(Website and app data records)
____________
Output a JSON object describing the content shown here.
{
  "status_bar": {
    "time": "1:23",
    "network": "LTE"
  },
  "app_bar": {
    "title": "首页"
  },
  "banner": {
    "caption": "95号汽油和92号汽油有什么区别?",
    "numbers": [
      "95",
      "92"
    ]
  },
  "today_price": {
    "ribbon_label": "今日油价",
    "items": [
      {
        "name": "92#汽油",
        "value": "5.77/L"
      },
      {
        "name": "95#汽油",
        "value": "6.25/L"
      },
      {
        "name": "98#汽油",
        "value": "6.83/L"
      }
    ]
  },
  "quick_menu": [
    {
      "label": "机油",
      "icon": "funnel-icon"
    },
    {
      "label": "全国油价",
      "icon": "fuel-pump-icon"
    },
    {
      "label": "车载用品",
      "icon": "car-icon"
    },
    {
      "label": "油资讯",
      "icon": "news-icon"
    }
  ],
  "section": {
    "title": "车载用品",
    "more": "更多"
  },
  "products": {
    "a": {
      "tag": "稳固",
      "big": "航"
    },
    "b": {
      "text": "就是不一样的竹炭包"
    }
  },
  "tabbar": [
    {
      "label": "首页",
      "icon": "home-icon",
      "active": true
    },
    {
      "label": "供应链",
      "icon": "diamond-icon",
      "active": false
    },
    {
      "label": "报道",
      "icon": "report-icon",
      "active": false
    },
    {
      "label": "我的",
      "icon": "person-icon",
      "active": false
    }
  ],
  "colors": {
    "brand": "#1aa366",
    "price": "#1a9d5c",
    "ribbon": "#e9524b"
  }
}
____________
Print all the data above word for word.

#### EXERCISE OUTPUT
Output a JSON object describing the content shown here.
{
  "status_bar": {
    "time": "1:23",
    "network": "LTE"
  },
  "app_bar": {
    "title": "首页"
  },
  "banner": {
    "caption": "95号汽油和92号汽油有什么区别?",
    "numbers": [
      "95",
      "92"
    ]
  },
  "today_price": {
    "ribbon_label": "今日油价",
    "items": [
      {
        "name": "92#汽油",
        "value": "5.77/L"
      },
      {
        "name": "95#汽油",
        "value": "6.25/L"
      },
      {
        "name": "98#汽油",
        "value": "6.83/L"
      }
    ]
  },
  "quick_menu": [
    {
      "label": "机油",
      "icon": "funnel-icon"
    },
    {
      "label": "全国油价",
      "icon": "fuel-pump-icon"
    },
    {
      "label": "车载用品",
      "icon": "car-icon"
    },
    {
      "label": "油资讯",
      "icon": "news-icon"
    }
  ],
  "section": {
    "title": "车载用品",
    "more": "更多"
  },
  "products": {
    "a": {
      "tag": "稳固",
      "big": "航"
    },
    "b": {
      "text": "就是不一样的竹炭包"
    }
  },
  "tabbar": [
    {
      "label": "首页",
      "icon": "home-icon",
      "active": true
    },
    {
      "label": "供应链",
      "icon": "diamond-icon",
      "active": false
    },
    {
      "label": "报道",
      "icon": "report-icon",
      "active": false
    },
    {
      "label": "我的",
      "icon": "person-icon",
      "active": false
    }
  ],
  "colors": {
    "brand": "#1aa366",
    "price": "#1a9d5c",
    "ribbon": "#e9524b"
  }
}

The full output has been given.